── DATASET RECORDS ──

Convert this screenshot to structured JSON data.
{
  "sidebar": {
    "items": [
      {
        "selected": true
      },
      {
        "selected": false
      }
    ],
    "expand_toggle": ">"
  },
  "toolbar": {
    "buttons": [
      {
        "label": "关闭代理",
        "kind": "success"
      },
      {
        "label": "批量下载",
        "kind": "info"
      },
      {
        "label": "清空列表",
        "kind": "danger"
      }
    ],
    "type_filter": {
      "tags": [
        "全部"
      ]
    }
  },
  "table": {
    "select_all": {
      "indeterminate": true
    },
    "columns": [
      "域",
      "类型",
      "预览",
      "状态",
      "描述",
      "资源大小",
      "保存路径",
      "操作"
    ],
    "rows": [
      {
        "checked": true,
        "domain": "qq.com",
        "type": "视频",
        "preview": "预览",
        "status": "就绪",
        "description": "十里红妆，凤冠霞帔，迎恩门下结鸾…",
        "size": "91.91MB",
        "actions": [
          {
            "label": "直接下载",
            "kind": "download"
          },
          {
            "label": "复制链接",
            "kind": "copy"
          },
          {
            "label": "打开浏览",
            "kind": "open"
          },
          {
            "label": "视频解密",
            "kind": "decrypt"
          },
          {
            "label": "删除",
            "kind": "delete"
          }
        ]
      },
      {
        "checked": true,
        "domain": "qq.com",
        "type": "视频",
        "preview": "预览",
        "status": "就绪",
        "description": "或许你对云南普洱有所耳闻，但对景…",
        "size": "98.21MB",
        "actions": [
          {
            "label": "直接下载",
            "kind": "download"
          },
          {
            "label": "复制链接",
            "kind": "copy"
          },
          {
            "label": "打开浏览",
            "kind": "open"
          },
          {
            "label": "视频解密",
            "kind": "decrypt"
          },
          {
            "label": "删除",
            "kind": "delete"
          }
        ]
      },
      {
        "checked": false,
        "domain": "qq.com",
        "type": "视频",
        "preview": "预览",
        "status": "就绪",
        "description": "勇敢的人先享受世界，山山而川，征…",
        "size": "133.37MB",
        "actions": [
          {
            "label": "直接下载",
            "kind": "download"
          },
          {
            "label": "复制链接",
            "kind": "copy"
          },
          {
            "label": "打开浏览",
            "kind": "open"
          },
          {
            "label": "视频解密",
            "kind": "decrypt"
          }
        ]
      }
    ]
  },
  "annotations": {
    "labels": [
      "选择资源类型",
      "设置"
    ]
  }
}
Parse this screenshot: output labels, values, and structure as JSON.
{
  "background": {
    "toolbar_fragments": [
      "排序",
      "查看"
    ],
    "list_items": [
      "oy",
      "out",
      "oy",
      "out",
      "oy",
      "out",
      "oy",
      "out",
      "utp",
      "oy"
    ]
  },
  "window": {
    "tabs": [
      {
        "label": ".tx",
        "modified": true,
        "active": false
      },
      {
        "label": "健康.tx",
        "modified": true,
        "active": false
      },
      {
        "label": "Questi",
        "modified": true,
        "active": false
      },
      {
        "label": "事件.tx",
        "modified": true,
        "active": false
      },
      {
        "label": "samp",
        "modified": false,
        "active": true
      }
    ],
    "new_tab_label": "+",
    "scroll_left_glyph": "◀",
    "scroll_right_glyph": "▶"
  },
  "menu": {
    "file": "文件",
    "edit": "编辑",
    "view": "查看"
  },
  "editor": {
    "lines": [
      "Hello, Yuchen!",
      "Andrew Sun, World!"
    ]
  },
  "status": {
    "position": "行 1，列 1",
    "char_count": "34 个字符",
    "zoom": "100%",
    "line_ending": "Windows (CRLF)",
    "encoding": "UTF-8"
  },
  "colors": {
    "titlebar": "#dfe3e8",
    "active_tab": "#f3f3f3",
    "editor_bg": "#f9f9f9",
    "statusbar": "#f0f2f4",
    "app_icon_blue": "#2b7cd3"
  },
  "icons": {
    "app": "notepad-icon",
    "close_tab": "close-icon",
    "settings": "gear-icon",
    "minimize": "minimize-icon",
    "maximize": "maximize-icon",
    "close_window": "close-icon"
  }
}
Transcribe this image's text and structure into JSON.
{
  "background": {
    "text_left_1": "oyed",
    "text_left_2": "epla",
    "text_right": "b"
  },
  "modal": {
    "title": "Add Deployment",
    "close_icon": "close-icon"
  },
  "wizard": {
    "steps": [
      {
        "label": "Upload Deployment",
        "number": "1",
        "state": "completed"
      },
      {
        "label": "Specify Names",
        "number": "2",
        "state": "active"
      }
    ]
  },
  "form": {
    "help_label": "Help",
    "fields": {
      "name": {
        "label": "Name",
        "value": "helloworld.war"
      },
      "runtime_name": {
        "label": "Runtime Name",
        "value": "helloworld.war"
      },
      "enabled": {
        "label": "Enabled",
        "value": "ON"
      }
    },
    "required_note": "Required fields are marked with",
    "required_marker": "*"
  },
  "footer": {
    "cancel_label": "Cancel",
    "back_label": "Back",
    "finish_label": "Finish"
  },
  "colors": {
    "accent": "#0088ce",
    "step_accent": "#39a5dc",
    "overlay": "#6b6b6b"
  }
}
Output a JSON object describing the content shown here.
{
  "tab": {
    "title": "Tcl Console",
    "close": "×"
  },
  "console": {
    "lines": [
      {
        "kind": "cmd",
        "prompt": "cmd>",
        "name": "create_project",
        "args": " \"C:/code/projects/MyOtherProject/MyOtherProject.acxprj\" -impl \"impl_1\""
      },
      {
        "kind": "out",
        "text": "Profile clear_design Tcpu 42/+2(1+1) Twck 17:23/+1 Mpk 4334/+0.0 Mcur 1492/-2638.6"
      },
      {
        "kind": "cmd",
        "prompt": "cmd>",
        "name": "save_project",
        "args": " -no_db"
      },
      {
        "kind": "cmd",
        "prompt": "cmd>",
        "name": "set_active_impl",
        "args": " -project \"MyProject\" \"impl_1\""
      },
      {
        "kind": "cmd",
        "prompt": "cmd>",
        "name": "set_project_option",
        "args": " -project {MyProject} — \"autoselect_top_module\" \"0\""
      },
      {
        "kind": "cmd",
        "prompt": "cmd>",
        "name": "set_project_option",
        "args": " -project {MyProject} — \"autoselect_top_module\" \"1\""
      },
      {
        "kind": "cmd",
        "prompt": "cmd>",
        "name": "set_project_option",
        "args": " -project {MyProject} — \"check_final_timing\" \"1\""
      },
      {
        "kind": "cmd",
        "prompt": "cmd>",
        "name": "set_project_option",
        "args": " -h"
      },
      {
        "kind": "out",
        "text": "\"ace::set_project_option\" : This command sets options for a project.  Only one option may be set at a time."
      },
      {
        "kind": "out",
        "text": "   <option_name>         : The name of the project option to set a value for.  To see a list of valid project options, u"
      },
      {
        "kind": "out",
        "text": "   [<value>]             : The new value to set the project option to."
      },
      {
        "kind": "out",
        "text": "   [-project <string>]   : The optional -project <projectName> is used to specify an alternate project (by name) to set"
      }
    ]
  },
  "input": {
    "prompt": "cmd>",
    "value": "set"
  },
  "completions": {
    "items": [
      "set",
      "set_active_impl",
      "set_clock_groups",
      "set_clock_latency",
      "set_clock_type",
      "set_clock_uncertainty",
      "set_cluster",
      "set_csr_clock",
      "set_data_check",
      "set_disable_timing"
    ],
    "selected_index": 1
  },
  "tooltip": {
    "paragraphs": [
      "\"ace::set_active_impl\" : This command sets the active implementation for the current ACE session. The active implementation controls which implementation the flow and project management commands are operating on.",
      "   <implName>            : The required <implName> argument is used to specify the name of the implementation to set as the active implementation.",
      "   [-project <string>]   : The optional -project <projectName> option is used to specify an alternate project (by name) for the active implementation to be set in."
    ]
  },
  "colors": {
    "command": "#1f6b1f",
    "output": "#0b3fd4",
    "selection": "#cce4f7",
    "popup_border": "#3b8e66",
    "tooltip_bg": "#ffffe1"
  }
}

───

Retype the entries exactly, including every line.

Convert this screenshot to structured JSON data.
{
  "sidebar": {
    "items": [
      {
        "selected": true
      },
      {
        "selected": false
      }
    ],
    "expand_toggle": ">"
  },
  "toolbar": {
    "buttons": [
      {
        "label": "关闭代理",
        "kind": "success"
      },
      {
        "label": "批量下载",
        "kind": "info"
      },
      {
        "label": "清空列表",
        "kind": "danger"
      }
    ],
    "type_filter": {
      "tags": [
        "全部"
      ]
    }
  },
  "table": {
    "select_all": {
      "indeterminate": true
    },
    "columns": [
      "域",
      "类型",
      "预览",
      "状态",
      "描述",
      "资源大小",
      "保存路径",
      "操作"
    ],
    "rows": [
      {
        "checked": true,
        "domain": "qq.com",
        "type": "视频",
        "preview": "预览",
        "status": "就绪",
        "description": "十里红妆，凤冠霞帔，迎恩门下结鸾…",
        "size": "91.91MB",
        "actions": [
          {
            "label": "直接下载",
            "kind": "download"
          },
          {
            "label": "复制链接",
            "kind": "copy"
          },
          {
            "label": "打开浏览",
            "kind": "open"
          },
          {
            "label": "视频解密",
            "kind": "decrypt"
          },
          {
            "label": "删除",
            "kind": "delete"
          }
        ]
      },
      {
        "checked": true,
        "domain": "qq.com",
        "type": "视频",
        "preview": "预览",
        "status": "就绪",
        "description": "或许你对云南普洱有所耳闻，但对景…",
        "size": "98.21MB",
        "actions": [
          {
            "label": "直接下载",
            "kind": "download"
          },
          {
            "label": "复制链接",
            "kind": "copy"
          },
          {
            "label": "打开浏览",
            "kind": "open"
          },
          {
            "label": "视频解密",
            "kind": "decrypt"
          },
          {
            "label": "删除",
            "kind": "delete"
          }
        ]
      },
      {
        "checked": false,
        "domain": "qq.com",
        "type": "视频",
        "preview": "预览",
        "status": "就绪",
        "description": "勇敢的人先享受世界，山山而川，征…",
        "size": "133.37MB",
        "actions": [
          {
            "label": "直接下载",
            "kind": "download"
          },
          {
            "label": "复制链接",
            "kind": "copy"
          },
          {
            "label": "打开浏览",
            "kind": "open"
          },
          {
            "label": "视频解密",
            "kind": "decrypt"
          }
        ]
      }
    ]
  },
  "annotations": {
    "labels": [
      "选择资源类型",
      "设置"
    ]
  }
}
Parse this screenshot: output labels, values, and structure as JSON.
{
  "background": {
    "toolbar_fragments": [
      "排序",
      "查看"
    ],
    "list_items": [
      "oy",
      "out",
      "oy",
      "out",
      "oy",
      "out",
      "oy",
      "out",
      "utp",
      "oy"
    ]
  },
  "window": {
    "tabs": [
      {
        "label": ".tx",
        "modified": true,
        "active": false
      },
      {
        "label": "健康.tx",
        "modified": true,
        "active": false
      },
      {
        "label": "Questi",
        "modified": true,
        "active": false
      },
      {
        "label": "事件.tx",
        "modified": true,
        "active": false
      },
      {
        "label": "samp",
        "modified": false,
        "active": true
      }
    ],
    "new_tab_label": "+",
    "scroll_left_glyph": "◀",
    "scroll_right_glyph": "▶"
  },
  "menu": {
    "file": "文件",
    "edit": "编辑",
    "view": "查看"
  },
  "editor": {
    "lines": [
      "Hello, Yuchen!",
      "Andrew Sun, World!"
    ]
  },
  "status": {
    "position": "行 1，列 1",
    "char_count": "34 个字符",
    "zoom": "100%",
    "line_ending": "Windows (CRLF)",
    "encoding": "UTF-8"
  },
  "colors": {
    "titlebar": "#dfe3e8",
    "active_tab": "#f3f3f3",
    "editor_bg": "#f9f9f9",
    "statusbar": "#f0f2f4",
    "app_icon_blue": "#2b7cd3"
  },
  "icons": {
    "app": "notepad-icon",
    "close_tab": "close-icon",
    "settings": "gear-icon",
    "minimize": "minimize-icon",
    "maximize": "maximize-icon",
    "close_window": "close-icon"
  }
}
Transcribe this image's text and structure into JSON.
{
  "background": {
    "text_left_1": "oyed",
    "text_left_2": "epla",
    "text_right": "b"
  },
  "modal": {
    "title": "Add Deployment",
    "close_icon": "close-icon"
  },
  "wizard": {
    "steps": [
      {
        "label": "Upload Deployment",
        "number": "1",
        "state": "completed"
      },
      {
        "label": "Specify Names",
        "number": "2",
        "state": "active"
      }
    ]
  },
  "form": {
    "help_label": "Help",
    "fields": {
      "name": {
        "label": "Name",
        "value": "helloworld.war"
      },
      "runtime_name": {
        "label": "Runtime Name",
        "value": "helloworld.war"
      },
      "enabled": {
        "label": "Enabled",
        "value": "ON"
      }
    },
    "required_note": "Required fields are marked with",
    "required_marker": "*"
  },
  "footer": {
    "cancel_label": "Cancel",
    "back_label": "Back",
    "finish_label": "Finish"
  },
  "colors": {
    "accent": "#0088ce",
    "step_accent": "#39a5dc",
    "overlay": "#6b6b6b"
  }
}
Output a JSON object describing the content shown here.
{
  "tab": {
    "title": "Tcl Console",
    "close": "×"
  },
  "console": {
    "lines": [
      {
        "kind": "cmd",
        "prompt": "cmd>",
        "name": "create_project",
        "args": " \"C:/code/projects/MyOtherProject/MyOtherProject.acxprj\" -impl \"impl_1\""
      },
      {
        "kind": "out",
        "text": "Profile clear_design Tcpu 42/+2(1+1) Twck 17:23/+1 Mpk 4334/+0.0 Mcur 1492/-2638.6"
      },
      {
        "kind": "cmd",
        "prompt": "cmd>",
        "name": "save_project",
        "args": " -no_db"
      },
      {
        "kind": "cmd",
        "prompt": "cmd>",
        "name": "set_active_impl",
        "args": " -project \"MyProject\" \"impl_1\""
      },
      {
        "kind": "cmd",
        "prompt": "cmd>",
        "name": "set_project_option",
        "args": " -project {MyProject} — \"autoselect_top_module\" \"0\""
      },
      {
        "kind": "cmd",
        "prompt": "cmd>",
        "name": "set_project_option",
        "args": " -project {MyProject} — \"autoselect_top_module\" \"1\""
      },
      {
        "kind": "cmd",
        "prompt": "cmd>",
        "name": "set_project_option",
        "args": " -project {MyProject} — \"check_final_timing\" \"1\""
      },
      {
        "kind": "cmd",
        "prompt": "cmd>",
        "name": "set_project_option",
        "args": " -h"
      },
      {
        "kind": "out",
        "text": "\"ace::set_project_option\" : This command sets options for a project.  Only one option may be set at a time."
      },
      {
        "kind": "out",
        "text": "   <option_name>         : The name of the project option to set a value for.  To see a list of valid project options, u"
      },
      {
        "kind": "out",
        "text": "   [<value>]             : The new value to set the project option to."
      },
      {
        "kind": "out",
        "text": "   [-project <string>]   : The optional -project <projectName> is used to specify an alternate project (by name) to set"
      }
    ]
  },
  "input": {
    "prompt": "cmd>",
    "value": "set"
  },
  "completions": {
    "items": [
      "set",
      "set_active_impl",
      "set_clock_groups",
      "set_clock_latency",
      "set_clock_type",
      "set_clock_uncertainty",
      "set_cluster",
      "set_csr_clock",
      "set_data_check",
      "set_disable_timing"
    ],
    "selected_index": 1
  },
  "tooltip": {
    "paragraphs": [
      "\"ace::set_active_impl\" : This command sets the active implementation for the current ACE session. The active implementation controls which implementation the flow and project management commands are operating on.",
      "   <implName>            : The required <implName> argument is used to specify the name of the implementation to set as the active implementation.",
      "   [-project <string>]   : The optional -project <projectName> option is used to specify an alternate project (by name) for the active implementation to be set in."
    ]
  },
  "colors": {
    "command": "#1f6b1f",
    "output": "#0b3fd4",
    "selection": "#cce4f7",
    "popup_border": "#3b8e66",
    "tooltip_bg": "#ffffe1"
  }
}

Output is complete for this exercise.